▶ **What needs to be done**
In the entries below, spot each line with the word "首席执行官" and copy it.

[Data excerpts — start]

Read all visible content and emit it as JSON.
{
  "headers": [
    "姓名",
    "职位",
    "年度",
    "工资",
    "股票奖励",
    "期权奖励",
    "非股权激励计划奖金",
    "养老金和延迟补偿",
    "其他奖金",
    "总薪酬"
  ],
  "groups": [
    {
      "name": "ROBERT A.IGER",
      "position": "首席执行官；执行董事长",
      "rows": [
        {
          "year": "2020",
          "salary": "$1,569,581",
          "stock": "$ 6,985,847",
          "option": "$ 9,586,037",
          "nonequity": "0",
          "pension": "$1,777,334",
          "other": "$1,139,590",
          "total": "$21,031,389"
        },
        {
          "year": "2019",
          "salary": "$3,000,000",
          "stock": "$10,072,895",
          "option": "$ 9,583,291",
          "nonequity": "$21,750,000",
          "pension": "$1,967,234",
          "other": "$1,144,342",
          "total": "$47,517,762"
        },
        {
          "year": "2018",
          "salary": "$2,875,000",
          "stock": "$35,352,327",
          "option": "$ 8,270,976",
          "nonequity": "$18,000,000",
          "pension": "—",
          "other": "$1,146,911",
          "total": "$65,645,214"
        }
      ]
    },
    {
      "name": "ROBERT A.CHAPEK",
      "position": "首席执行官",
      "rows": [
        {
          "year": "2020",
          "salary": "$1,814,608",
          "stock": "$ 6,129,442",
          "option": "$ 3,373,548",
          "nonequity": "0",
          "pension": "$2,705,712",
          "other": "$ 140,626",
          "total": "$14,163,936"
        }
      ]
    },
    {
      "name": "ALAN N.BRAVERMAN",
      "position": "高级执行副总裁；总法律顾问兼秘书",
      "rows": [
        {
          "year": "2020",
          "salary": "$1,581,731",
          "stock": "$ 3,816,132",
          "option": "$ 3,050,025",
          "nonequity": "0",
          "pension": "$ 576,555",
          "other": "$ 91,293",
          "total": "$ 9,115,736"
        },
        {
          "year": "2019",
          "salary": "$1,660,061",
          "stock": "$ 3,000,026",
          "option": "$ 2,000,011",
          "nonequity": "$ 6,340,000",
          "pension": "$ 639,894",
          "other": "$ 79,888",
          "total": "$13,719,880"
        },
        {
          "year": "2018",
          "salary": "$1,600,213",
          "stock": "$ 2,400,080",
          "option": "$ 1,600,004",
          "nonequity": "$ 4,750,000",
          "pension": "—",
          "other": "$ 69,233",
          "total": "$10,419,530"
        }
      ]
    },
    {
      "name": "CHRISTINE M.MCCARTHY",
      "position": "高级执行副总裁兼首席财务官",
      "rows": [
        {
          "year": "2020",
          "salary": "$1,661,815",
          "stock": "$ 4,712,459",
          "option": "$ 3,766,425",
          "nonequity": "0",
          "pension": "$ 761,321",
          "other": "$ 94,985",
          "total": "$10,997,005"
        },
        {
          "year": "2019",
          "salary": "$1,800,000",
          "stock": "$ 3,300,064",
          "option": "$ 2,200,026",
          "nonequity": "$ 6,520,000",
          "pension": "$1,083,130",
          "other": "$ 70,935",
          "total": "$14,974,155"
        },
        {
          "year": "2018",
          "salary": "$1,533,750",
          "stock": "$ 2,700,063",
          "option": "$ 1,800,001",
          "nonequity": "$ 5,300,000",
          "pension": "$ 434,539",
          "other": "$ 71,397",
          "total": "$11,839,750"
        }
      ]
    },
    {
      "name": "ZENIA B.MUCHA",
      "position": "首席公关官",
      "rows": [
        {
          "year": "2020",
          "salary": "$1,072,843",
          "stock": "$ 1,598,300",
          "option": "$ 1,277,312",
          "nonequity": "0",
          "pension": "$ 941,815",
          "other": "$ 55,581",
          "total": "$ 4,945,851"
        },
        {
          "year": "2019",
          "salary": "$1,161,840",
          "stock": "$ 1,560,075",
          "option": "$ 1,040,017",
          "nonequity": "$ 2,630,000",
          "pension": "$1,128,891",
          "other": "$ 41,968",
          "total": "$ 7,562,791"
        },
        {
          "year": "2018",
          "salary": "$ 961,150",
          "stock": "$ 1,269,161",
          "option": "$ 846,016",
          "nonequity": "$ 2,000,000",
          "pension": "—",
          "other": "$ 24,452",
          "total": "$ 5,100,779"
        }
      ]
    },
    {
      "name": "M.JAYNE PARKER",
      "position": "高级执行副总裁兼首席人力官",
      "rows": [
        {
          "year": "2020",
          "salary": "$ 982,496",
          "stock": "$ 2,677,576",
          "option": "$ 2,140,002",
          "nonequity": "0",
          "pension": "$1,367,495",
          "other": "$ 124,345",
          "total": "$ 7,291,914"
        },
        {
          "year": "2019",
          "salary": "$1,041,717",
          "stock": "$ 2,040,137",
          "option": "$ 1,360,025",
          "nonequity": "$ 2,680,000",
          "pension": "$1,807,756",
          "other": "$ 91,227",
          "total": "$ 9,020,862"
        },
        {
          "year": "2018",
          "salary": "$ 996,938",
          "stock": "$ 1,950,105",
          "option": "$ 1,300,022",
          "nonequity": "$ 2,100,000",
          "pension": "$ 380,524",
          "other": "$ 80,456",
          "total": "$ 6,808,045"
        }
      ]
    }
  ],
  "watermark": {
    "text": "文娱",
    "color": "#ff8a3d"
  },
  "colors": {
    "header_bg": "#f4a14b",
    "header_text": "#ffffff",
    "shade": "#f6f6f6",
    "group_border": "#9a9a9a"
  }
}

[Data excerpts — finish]

▶ **Answer space**
      "position": "首席执行官；执行董事长",
      "position": "首席执行官",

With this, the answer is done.